• [WHAT NEEDS TO BE DONE]
Every entry that appears below is to be output exactly.

• [PROVIDED RECORDS]

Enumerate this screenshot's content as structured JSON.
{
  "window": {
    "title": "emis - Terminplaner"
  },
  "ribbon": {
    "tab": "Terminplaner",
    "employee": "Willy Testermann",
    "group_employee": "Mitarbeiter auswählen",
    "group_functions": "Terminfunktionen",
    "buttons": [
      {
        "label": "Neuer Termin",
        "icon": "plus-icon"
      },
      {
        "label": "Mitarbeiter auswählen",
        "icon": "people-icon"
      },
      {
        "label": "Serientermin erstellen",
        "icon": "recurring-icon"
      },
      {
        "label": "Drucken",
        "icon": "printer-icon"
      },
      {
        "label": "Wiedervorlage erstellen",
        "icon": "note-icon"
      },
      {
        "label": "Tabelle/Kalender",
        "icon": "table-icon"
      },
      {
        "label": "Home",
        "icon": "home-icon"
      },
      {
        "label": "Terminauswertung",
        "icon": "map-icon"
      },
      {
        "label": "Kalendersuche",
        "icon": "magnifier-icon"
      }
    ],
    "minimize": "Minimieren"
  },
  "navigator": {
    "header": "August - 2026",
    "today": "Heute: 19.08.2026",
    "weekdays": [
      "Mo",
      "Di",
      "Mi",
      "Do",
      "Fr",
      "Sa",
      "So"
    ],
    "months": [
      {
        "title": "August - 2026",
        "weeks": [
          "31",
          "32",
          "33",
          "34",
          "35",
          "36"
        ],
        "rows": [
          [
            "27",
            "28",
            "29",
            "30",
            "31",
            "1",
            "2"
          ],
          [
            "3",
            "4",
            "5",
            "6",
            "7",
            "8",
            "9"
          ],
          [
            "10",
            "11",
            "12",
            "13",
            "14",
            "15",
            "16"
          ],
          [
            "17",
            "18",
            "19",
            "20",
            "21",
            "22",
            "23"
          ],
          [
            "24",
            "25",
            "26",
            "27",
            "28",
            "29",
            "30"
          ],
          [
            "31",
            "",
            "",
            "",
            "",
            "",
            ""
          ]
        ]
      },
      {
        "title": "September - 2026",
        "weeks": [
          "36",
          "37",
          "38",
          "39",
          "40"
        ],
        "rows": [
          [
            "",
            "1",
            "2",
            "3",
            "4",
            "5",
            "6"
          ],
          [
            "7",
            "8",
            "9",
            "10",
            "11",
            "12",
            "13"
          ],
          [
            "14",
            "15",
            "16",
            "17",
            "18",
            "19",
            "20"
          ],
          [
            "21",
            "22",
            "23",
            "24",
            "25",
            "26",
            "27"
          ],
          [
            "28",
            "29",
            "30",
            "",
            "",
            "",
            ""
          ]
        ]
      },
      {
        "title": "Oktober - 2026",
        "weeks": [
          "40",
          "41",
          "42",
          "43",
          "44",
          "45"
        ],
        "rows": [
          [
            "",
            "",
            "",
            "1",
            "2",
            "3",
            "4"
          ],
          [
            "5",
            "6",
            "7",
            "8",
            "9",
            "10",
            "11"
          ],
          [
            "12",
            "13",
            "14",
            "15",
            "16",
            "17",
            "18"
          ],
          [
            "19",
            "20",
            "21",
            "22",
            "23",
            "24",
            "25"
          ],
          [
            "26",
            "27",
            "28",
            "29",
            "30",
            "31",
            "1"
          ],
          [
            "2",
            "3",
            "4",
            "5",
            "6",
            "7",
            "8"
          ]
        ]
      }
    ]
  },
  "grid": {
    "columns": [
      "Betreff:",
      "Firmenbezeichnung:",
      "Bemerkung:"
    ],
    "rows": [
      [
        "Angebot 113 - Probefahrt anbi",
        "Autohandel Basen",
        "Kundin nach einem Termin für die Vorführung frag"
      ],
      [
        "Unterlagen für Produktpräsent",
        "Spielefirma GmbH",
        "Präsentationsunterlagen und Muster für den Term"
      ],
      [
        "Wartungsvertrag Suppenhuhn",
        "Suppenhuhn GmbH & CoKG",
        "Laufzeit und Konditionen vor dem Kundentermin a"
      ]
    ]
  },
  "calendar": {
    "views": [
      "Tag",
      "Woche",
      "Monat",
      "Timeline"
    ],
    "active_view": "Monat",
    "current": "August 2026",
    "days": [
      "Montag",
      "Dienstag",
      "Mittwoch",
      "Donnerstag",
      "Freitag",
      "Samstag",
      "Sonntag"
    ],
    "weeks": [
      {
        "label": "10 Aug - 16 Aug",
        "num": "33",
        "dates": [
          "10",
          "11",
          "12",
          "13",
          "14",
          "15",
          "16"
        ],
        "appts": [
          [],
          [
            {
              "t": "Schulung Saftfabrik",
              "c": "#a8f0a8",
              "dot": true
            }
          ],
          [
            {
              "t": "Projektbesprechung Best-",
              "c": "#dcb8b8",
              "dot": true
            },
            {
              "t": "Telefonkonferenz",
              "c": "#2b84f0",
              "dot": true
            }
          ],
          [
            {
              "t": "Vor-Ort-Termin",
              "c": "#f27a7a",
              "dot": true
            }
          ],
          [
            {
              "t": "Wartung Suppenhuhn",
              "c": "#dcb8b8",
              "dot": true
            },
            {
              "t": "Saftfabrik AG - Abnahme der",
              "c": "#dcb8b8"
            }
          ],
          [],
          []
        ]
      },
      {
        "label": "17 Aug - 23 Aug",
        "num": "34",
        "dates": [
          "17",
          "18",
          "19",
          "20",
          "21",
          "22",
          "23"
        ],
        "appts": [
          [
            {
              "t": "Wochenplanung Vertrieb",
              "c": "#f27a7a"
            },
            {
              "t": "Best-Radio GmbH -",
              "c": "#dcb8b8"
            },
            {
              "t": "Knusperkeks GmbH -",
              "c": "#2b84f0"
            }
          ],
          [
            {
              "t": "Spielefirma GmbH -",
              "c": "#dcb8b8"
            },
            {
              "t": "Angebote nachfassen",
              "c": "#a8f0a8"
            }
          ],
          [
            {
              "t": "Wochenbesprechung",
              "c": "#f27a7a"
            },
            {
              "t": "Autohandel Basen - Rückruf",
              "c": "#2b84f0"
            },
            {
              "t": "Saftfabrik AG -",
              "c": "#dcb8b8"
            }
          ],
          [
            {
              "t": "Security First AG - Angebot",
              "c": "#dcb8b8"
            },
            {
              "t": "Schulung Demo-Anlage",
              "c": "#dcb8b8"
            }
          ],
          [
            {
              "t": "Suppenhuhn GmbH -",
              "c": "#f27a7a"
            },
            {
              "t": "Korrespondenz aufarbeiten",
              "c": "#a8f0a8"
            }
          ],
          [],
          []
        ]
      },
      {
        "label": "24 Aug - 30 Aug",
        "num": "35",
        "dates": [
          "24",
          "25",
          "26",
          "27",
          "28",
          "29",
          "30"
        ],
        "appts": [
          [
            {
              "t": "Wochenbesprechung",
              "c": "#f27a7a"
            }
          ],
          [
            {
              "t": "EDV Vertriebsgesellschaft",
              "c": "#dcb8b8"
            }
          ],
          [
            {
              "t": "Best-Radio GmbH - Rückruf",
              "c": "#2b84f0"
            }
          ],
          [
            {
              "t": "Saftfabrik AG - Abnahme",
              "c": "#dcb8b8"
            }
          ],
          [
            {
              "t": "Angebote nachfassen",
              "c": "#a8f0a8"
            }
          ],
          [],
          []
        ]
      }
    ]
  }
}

• [WRITTEN ANSWER]
Enumerate this screenshot's content as structured JSON.
{
  "window": {
    "title": "emis - Terminplaner"
  },
  "ribbon": {
    "tab": "Terminplaner",
    "employee": "Willy Testermann",
    "group_employee": "Mitarbeiter auswählen",
    "group_functions": "Terminfunktionen",
    "buttons": [
      {
        "label": "Neuer Termin",
        "icon": "plus-icon"
      },
      {
        "label": "Mitarbeiter auswählen",
        "icon": "people-icon"
      },
      {
        "label": "Serientermin erstellen",
        "icon": "recurring-icon"
      },
      {
        "label": "Drucken",
        "icon": "printer-icon"
      },
      {
        "label": "Wiedervorlage erstellen",
        "icon": "note-icon"
      },
      {
        "label": "Tabelle/Kalender",
        "icon": "table-icon"
      },
      {
        "label": "Home",
        "icon": "home-icon"
      },
      {
        "label": "Terminauswertung",
        "icon": "map-icon"
      },
      {
        "label": "Kalendersuche",
        "icon": "magnifier-icon"
      }
    ],
    "minimize": "Minimieren"
  },
  "navigator": {
    "header": "August - 2026",
    "today": "Heute: 19.08.2026",
    "weekdays": [
      "Mo",
      "Di",
      "Mi",
      "Do",
      "Fr",
      "Sa",
      "So"
    ],
    "months": [
      {
        "title": "August - 2026",
        "weeks": [
          "31",
          "32",
          "33",
          "34",
          "35",
          "36"
        ],
        "rows": [
          [
            "27",
            "28",
            "29",
            "30",
            "31",
            "1",
            "2"
          ],
          [
            "3",
            "4",
            "5",
            "6",
            "7",
            "8",
            "9"
          ],
          [
            "10",
            "11",
            "12",
            "13",
            "14",
            "15",
            "16"
          ],
          [
            "17",
            "18",
            "19",
            "20",
            "21",
            "22",
            "23"
          ],
          [
            "24",
            "25",
            "26",
            "27",
            "28",
            "29",
            "30"
          ],
          [
            "31",
            "",
            "",
            "",
            "",
            "",
            ""
          ]
        ]
      },
      {
        "title": "September - 2026",
        "weeks": [
          "36",
          "37",
          "38",
          "39",
          "40"
        ],
        "rows": [
          [
            "",
            "1",
            "2",
            "3",
            "4",
            "5",
            "6"
          ],
          [
            "7",
            "8",
            "9",
            "10",
            "11",
            "12",
            "13"
          ],
          [
            "14",
            "15",
            "16",
            "17",
            "18",
            "19",
            "20"
          ],
          [
            "21",
            "22",
            "23",
            "24",
            "25",
            "26",
            "27"
          ],
          [
            "28",
            "29",
            "30",
            "",
            "",
            "",
            ""
          ]
        ]
      },
      {
        "title": "Oktober - 2026",
        "weeks": [
          "40",
          "41",
          "42",
          "43",
          "44",
          "45"
        ],
        "rows": [
          [
            "",
            "",
            "",
            "1",
            "2",
            "3",
            "4"
          ],
          [
            "5",
            "6",
            "7",
            "8",
            "9",
            "10",
            "11"
          ],
          [
            "12",
            "13",
            "14",
            "15",
            "16",
            "17",
            "18"
          ],
          [
            "19",
            "20",
            "21",
            "22",
            "23",
            "24",
            "25"
          ],
          [
            "26",
            "27",
            "28",
            "29",
            "30",
            "31",
            "1"
          ],
          [
            "2",
            "3",
            "4",
            "5",
            "6",
            "7",
            "8"
          ]
        ]
      }
    ]
  },
  "grid": {
    "columns": [
      "Betreff:",
      "Firmenbezeichnung:",
      "Bemerkung:"
    ],
    "rows": [
      [
        "Angebot 113 - Probefahrt anbi",
        "Autohandel Basen",
        "Kundin nach einem Termin für die Vorführung frag"
      ],
      [
        "Unterlagen für Produktpräsent",
        "Spielefirma GmbH",
        "Präsentationsunterlagen und Muster für den Term"
      ],
      [
        "Wartungsvertrag Suppenhuhn",
        "Suppenhuhn GmbH & CoKG",
        "Laufzeit und Konditionen vor dem Kundentermin a"
      ]
    ]
  },
  "calendar": {
    "views": [
      "Tag",
      "Woche",
      "Monat",
      "Timeline"
    ],
    "active_view": "Monat",
    "current": "August 2026",
    "days": [
      "Montag",
      "Dienstag",
      "Mittwoch",
      "Donnerstag",
      "Freitag",
      "Samstag",
      "Sonntag"
    ],
    "weeks": [
      {
        "label": "10 Aug - 16 Aug",
        "num": "33",
        "dates": [
          "10",
          "11",
          "12",
          "13",
          "14",
          "15",
          "16"
        ],
        "appts": [
          [],
          [
            {
              "t": "Schulung Saftfabrik",
              "c": "#a8f0a8",
              "dot": true
            }
          ],
          [
            {
              "t": "Projektbesprechung Best-",
              "c": "#dcb8b8",
              "dot": true
            },
            {
              "t": "Telefonkonferenz",
              "c": "#2b84f0",
              "dot": true
            }
          ],
          [
            {
              "t": "Vor-Ort-Termin",
              "c": "#f27a7a",
              "dot": true
            }
          ],
          [
            {
              "t": "Wartung Suppenhuhn",
              "c": "#dcb8b8",
              "dot": true
            },
            {
              "t": "Saftfabrik AG - Abnahme der",
              "c": "#dcb8b8"
            }
          ],
          [],
          []
        ]
      },
      {
        "label": "17 Aug - 23 Aug",
        "num": "34",
        "dates": [
          "17",
          "18",
          "19",
          "20",
          "21",
          "22",
          "23"
        ],
        "appts": [
          [
            {
              "t": "Wochenplanung Vertrieb",
              "c": "#f27a7a"
            },
            {
              "t": "Best-Radio GmbH -",
              "c": "#dcb8b8"
            },
            {
              "t": "Knusperkeks GmbH -",
              "c": "#2b84f0"
            }
          ],
          [
            {
              "t": "Spielefirma GmbH -",
              "c": "#dcb8b8"
            },
            {
              "t": "Angebote nachfassen",
              "c": "#a8f0a8"
            }
          ],
          [
            {
              "t": "Wochenbesprechung",
              "c": "#f27a7a"
            },
            {
              "t": "Autohandel Basen - Rückruf",
              "c": "#2b84f0"
            },
            {
              "t": "Saftfabrik AG -",
              "c": "#dcb8b8"
            }
          ],
          [
            {
              "t": "Security First AG - Angebot",
              "c": "#dcb8b8"
            },
            {
              "t": "Schulung Demo-Anlage",
              "c": "#dcb8b8"
            }
          ],
          [
            {
              "t": "Suppenhuhn GmbH -",
              "c": "#f27a7a"
            },
            {
              "t": "Korrespondenz aufarbeiten",
              "c": "#a8f0a8"
            }
          ],
          [],
          []
        ]
      },
      {
        "label": "24 Aug - 30 Aug",
        "num": "35",
        "dates": [
          "24",
          "25",
          "26",
          "27",
          "28",
          "29",
          "30"
        ],
        "appts": [
          [
            {
              "t": "Wochenbesprechung",
              "c": "#f27a7a"
            }
          ],
          [
            {
              "t": "EDV Vertriebsgesellschaft",
              "c": "#dcb8b8"
            }
          ],
          [
            {
              "t": "Best-Radio GmbH - Rückruf",
              "c": "#2b84f0"
            }
          ],
          [
            {
              "t": "Saftfabrik AG - Abnahme",
              "c": "#dcb8b8"
            }
          ],
          [
            {
              "t": "Angebote nachfassen",
              "c": "#a8f0a8"
            }
          ],
          [],
          []
        ]
      }
    ]
  }
}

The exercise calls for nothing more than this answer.